WORK INSTRUCTION
What you give back must match the records below word for word.

THE RECORDS
»»

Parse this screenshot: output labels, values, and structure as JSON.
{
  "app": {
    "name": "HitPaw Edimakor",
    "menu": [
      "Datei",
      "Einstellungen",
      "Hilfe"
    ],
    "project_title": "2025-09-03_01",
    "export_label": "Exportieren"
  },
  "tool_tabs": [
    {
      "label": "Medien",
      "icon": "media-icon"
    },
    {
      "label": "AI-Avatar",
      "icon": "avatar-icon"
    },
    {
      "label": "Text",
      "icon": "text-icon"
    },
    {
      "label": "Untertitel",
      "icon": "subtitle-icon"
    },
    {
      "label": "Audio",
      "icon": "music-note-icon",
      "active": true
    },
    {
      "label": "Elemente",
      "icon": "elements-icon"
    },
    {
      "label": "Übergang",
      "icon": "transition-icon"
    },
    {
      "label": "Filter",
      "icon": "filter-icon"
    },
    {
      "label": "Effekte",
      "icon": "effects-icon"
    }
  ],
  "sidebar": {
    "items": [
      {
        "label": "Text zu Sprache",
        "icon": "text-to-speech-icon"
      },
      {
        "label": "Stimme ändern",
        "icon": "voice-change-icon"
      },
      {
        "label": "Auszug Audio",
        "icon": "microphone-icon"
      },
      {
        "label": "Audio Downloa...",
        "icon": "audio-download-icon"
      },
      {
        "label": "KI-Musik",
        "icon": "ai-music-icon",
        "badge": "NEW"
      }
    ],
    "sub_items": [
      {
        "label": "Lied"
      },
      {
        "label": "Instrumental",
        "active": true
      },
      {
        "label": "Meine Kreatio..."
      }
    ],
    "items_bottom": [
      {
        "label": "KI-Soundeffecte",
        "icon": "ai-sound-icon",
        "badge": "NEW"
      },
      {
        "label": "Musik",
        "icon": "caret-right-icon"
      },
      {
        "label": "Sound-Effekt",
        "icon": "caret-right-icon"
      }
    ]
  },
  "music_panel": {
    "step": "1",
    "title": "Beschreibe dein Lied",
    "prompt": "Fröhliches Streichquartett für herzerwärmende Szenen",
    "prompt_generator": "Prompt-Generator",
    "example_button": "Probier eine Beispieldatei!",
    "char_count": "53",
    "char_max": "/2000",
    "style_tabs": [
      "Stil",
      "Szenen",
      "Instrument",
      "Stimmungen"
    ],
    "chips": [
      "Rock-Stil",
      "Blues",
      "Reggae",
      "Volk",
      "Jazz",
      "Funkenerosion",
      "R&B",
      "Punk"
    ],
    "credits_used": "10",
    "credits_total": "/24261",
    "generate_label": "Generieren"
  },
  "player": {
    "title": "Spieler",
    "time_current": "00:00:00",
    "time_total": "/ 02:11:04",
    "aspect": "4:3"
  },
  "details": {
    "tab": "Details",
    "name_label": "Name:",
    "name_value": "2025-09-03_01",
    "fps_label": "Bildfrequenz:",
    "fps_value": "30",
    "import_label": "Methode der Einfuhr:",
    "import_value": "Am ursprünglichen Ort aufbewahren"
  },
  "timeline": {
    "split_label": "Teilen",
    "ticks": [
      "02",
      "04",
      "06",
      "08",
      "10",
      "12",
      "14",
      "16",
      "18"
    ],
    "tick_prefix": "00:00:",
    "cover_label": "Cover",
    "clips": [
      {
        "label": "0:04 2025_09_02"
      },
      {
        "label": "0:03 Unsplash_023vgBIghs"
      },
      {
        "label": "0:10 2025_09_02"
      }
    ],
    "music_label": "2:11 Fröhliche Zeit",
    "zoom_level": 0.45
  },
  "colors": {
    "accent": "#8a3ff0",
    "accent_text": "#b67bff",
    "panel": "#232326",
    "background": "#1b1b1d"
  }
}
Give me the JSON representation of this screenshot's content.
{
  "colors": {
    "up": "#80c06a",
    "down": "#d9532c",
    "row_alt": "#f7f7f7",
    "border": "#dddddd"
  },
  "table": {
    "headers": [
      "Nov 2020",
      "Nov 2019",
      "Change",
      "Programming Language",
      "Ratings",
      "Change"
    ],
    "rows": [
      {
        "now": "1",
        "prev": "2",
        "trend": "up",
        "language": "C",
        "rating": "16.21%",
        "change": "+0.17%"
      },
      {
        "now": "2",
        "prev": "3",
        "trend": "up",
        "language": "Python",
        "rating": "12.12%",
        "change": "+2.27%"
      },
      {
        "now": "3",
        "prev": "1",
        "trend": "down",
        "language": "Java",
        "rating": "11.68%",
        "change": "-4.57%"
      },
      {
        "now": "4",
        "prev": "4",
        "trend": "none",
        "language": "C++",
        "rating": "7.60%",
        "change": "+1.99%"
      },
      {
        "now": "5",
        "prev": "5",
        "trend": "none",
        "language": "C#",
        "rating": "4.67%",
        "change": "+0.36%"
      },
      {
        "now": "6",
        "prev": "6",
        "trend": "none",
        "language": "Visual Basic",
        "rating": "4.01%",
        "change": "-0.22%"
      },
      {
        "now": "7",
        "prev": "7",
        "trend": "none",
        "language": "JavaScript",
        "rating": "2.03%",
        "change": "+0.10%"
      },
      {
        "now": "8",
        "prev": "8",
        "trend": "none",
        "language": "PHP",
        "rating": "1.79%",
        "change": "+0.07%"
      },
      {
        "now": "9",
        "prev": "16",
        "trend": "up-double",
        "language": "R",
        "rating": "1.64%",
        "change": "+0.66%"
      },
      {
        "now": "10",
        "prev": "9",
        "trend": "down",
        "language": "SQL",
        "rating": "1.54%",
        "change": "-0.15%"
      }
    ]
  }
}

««

SOLUTION TO THIS TASK
Parse this screenshot: output labels, values, and structure as JSON.
{
  "app": {
    "name": "HitPaw Edimakor",
    "menu": [
      "Datei",
      "Einstellungen",
      "Hilfe"
    ],
    "project_title": "2025-09-03_01",
    "export_label": "Exportieren"
  },
  "tool_tabs": [
    {
      "label": "Medien",
      "icon": "media-icon"
    },
    {
      "label": "AI-Avatar",
      "icon": "avatar-icon"
    },
    {
      "label": "Text",
      "icon": "text-icon"
    },
    {
      "label": "Untertitel",
      "icon": "subtitle-icon"
    },
    {
      "label": "Audio",
      "icon": "music-note-icon",
      "active": true
    },
    {
      "label": "Elemente",
      "icon": "elements-icon"
    },
    {
      "label": "Übergang",
      "icon": "transition-icon"
    },
    {
      "label": "Filter",
      "icon": "filter-icon"
    },
    {
      "label": "Effekte",
      "icon": "effects-icon"
    }
  ],
  "sidebar": {
    "items": [
      {
        "label": "Text zu Sprache",
        "icon": "text-to-speech-icon"
      },
      {
        "label": "Stimme ändern",
        "icon": "voice-change-icon"
      },
      {
        "label": "Auszug Audio",
        "icon": "microphone-icon"
      },
      {
        "label": "Audio Downloa...",
        "icon": "audio-download-icon"
      },
      {
        "label": "KI-Musik",
        "icon": "ai-music-icon",
        "badge": "NEW"
      }
    ],
    "sub_items": [
      {
        "label": "Lied"
      },
      {
        "label": "Instrumental",
        "active": true
      },
      {
        "label": "Meine Kreatio..."
      }
    ],
    "items_bottom": [
      {
        "label": "KI-Soundeffecte",
        "icon": "ai-sound-icon",
        "badge": "NEW"
      },
      {
        "label": "Musik",
        "icon": "caret-right-icon"
      },
      {
        "label": "Sound-Effekt",
        "icon": "caret-right-icon"
      }
    ]
  },
  "music_panel": {
    "step": "1",
    "title": "Beschreibe dein Lied",
    "prompt": "Fröhliches Streichquartett für herzerwärmende Szenen",
    "prompt_generator": "Prompt-Generator",
    "example_button": "Probier eine Beispieldatei!",
    "char_count": "53",
    "char_max": "/2000",
    "style_tabs": [
      "Stil",
      "Szenen",
      "Instrument",
      "Stimmungen"
    ],
    "chips": [
      "Rock-Stil",
      "Blues",
      "Reggae",
      "Volk",
      "Jazz",
      "Funkenerosion",
      "R&B",
      "Punk"
    ],
    "credits_used": "10",
    "credits_total": "/24261",
    "generate_label": "Generieren"
  },
  "player": {
    "title": "Spieler",
    "time_current": "00:00:00",
    "time_total": "/ 02:11:04",
    "aspect": "4:3"
  },
  "details": {
    "tab": "Details",
    "name_label": "Name:",
    "name_value": "2025-09-03_01",
    "fps_label": "Bildfrequenz:",
    "fps_value": "30",
    "import_label": "Methode der Einfuhr:",
    "import_value": "Am ursprünglichen Ort aufbewahren"
  },
  "timeline": {
    "split_label": "Teilen",
    "ticks": [
      "02",
      "04",
      "06",
      "08",
      "10",
      "12",
      "14",
      "16",
      "18"
    ],
    "tick_prefix": "00:00:",
    "cover_label": "Cover",
    "clips": [
      {
        "label": "0:04 2025_09_02"
      },
      {
        "label": "0:03 Unsplash_023vgBIghs"
      },
      {
        "label": "0:10 2025_09_02"
      }
    ],
    "music_label": "2:11 Fröhliche Zeit",
    "zoom_level": 0.45
  },
  "colors": {
    "accent": "#8a3ff0",
    "accent_text": "#b67bff",
    "panel": "#232326",
    "background": "#1b1b1d"
  }
}
Give me the JSON representation of this screenshot's content.
{
  "colors": {
    "up": "#80c06a",
    "down": "#d9532c",
    "row_alt": "#f7f7f7",
    "border": "#dddddd"
  },
  "table": {
    "headers": [
      "Nov 2020",
      "Nov 2019",
      "Change",
      "Programming Language",
      "Ratings",
      "Change"
    ],
    "rows": [
      {
        "now": "1",
        "prev": "2",
        "trend": "up",
        "language": "C",
        "rating": "16.21%",
        "change": "+0.17%"
      },
      {
        "now": "2",
        "prev": "3",
        "trend": "up",
        "language": "Python",
        "rating": "12.12%",
        "change": "+2.27%"
      },
      {
        "now": "3",
        "prev": "1",
        "trend": "down",
        "language": "Java",
        "rating": "11.68%",
        "change": "-4.57%"
      },
      {
        "now": "4",
        "prev": "4",
        "trend": "none",
        "language": "C++",
        "rating": "7.60%",
        "change": "+1.99%"
      },
      {
        "now": "5",
        "prev": "5",
        "trend": "none",
        "language": "C#",
        "rating": "4.67%",
        "change": "+0.36%"
      },
      {
        "now": "6",
        "prev": "6",
        "trend": "none",
        "language": "Visual Basic",
        "rating": "4.01%",
        "change": "-0.22%"
      },
      {
        "now": "7",
        "prev": "7",
        "trend": "none",
        "language": "JavaScript",
        "rating": "2.03%",
        "change": "+0.10%"
      },
      {
        "now": "8",
        "prev": "8",
        "trend": "none",
        "language": "PHP",
        "rating": "1.79%",
        "change": "+0.07%"
      },
      {
        "now": "9",
        "prev": "16",
        "trend": "up-double",
        "language": "R",
        "rating": "1.64%",
        "change": "+0.66%"
      },
      {
        "now": "10",
        "prev": "9",
        "trend": "down",
        "language": "SQL",
        "rating": "1.54%",
        "change": "-0.15%"
      }
    ]
  }
}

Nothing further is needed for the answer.